▶ REQUIRED WORK
Quote the listing in full, exactly as given, minus any pictures.

▶ TASK MATERIAL
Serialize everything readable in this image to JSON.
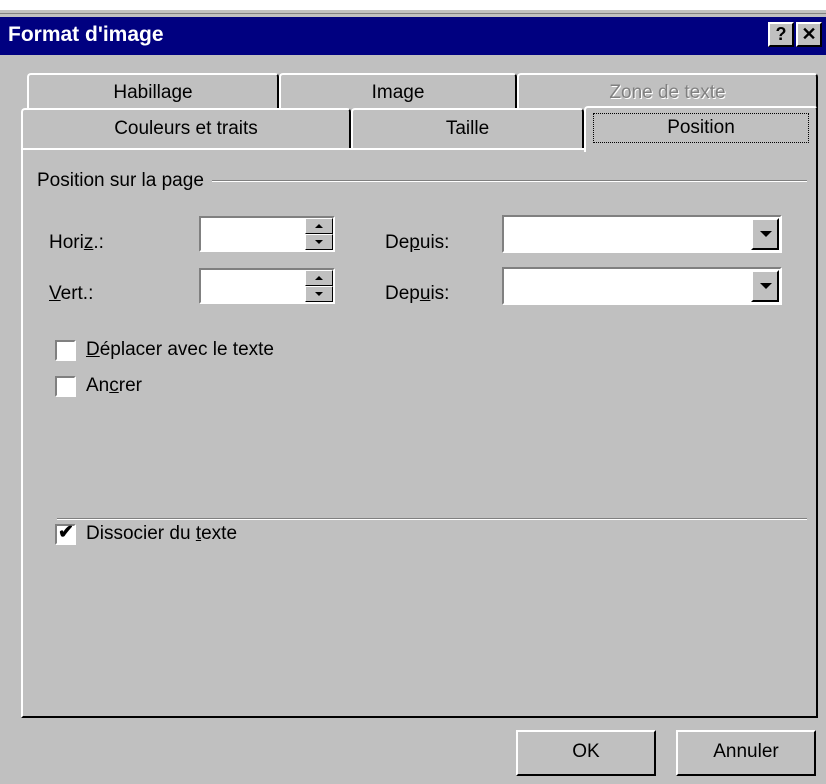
{
  "window": {
    "title": "Format d'image",
    "help_btn": "?",
    "close_btn": "✕"
  },
  "tabs_back": [
    {
      "label": "Habillage",
      "disabled": false
    },
    {
      "label": "Image",
      "disabled": false
    },
    {
      "label": "Zone de texte",
      "disabled": true
    }
  ],
  "tabs_front": [
    {
      "label": "Couleurs et traits"
    },
    {
      "label": "Taille"
    },
    {
      "label": "Position",
      "active": true
    }
  ],
  "group": {
    "title": "Position sur la page"
  },
  "fields": {
    "horiz_label_pre": "Hori",
    "horiz_label_u": "z",
    "horiz_label_post": ".:",
    "horiz_value": "",
    "vert_label_u": "V",
    "vert_label_post": "ert.:",
    "vert_value": "",
    "depuis1_pre": "De",
    "depuis1_u": "p",
    "depuis1_post": "uis:",
    "depuis1_value": "",
    "depuis2_pre": "Dep",
    "depuis2_u": "u",
    "depuis2_post": "is:",
    "depuis2_value": ""
  },
  "checkboxes": {
    "deplacer": {
      "u": "D",
      "rest": "éplacer avec le texte",
      "checked": false
    },
    "ancrer": {
      "pre": "An",
      "u": "c",
      "post": "rer",
      "checked": false
    },
    "dissocier": {
      "pre": "Dissocier du ",
      "u": "t",
      "post": "exte",
      "checked": true,
      "mark": "✔"
    }
  },
  "buttons": {
    "ok": "OK",
    "cancel": "Annuler"
  }
}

▶ RESULT OF THE TASK
Serialize everything readable in this image to JSON.
{
  "window": {
    "title": "Format d'image",
    "help_btn": "?",
    "close_btn": "✕"
  },
  "tabs_back": [
    {
      "label": "Habillage",
      "disabled": false
    },
    {
      "label": "Image",
      "disabled": false
    },
    {
      "label": "Zone de texte",
      "disabled": true
    }
  ],
  "tabs_front": [
    {
      "label": "Couleurs et traits"
    },
    {
      "label": "Taille"
    },
    {
      "label": "Position",
      "active": true
    }
  ],
  "group": {
    "title": "Position sur la page"
  },
  "fields": {
    "horiz_label_pre": "Hori",
    "horiz_label_u": "z",
    "horiz_label_post": ".:",
    "horiz_value": "",
    "vert_label_u": "V",
    "vert_label_post": "ert.:",
    "vert_value": "",
    "depuis1_pre": "De",
    "depuis1_u": "p",
    "depuis1_post": "uis:",
    "depuis1_value": "",
    "depuis2_pre": "Dep",
    "depuis2_u": "u",
    "depuis2_post": "is:",
    "depuis2_value": ""
  },
  "checkboxes": {
    "deplacer": {
      "u": "D",
      "rest": "éplacer avec le texte",
      "checked": false
    },
    "ancrer": {
      "pre": "An",
      "u": "c",
      "post": "rer",
      "checked": false
    },
    "dissocier": {
      "pre": "Dissocier du ",
      "u": "t",
      "post": "exte",
      "checked": true,
      "mark": "✔"
    }
  },
  "buttons": {
    "ok": "OK",
    "cancel": "Annuler"
  }
}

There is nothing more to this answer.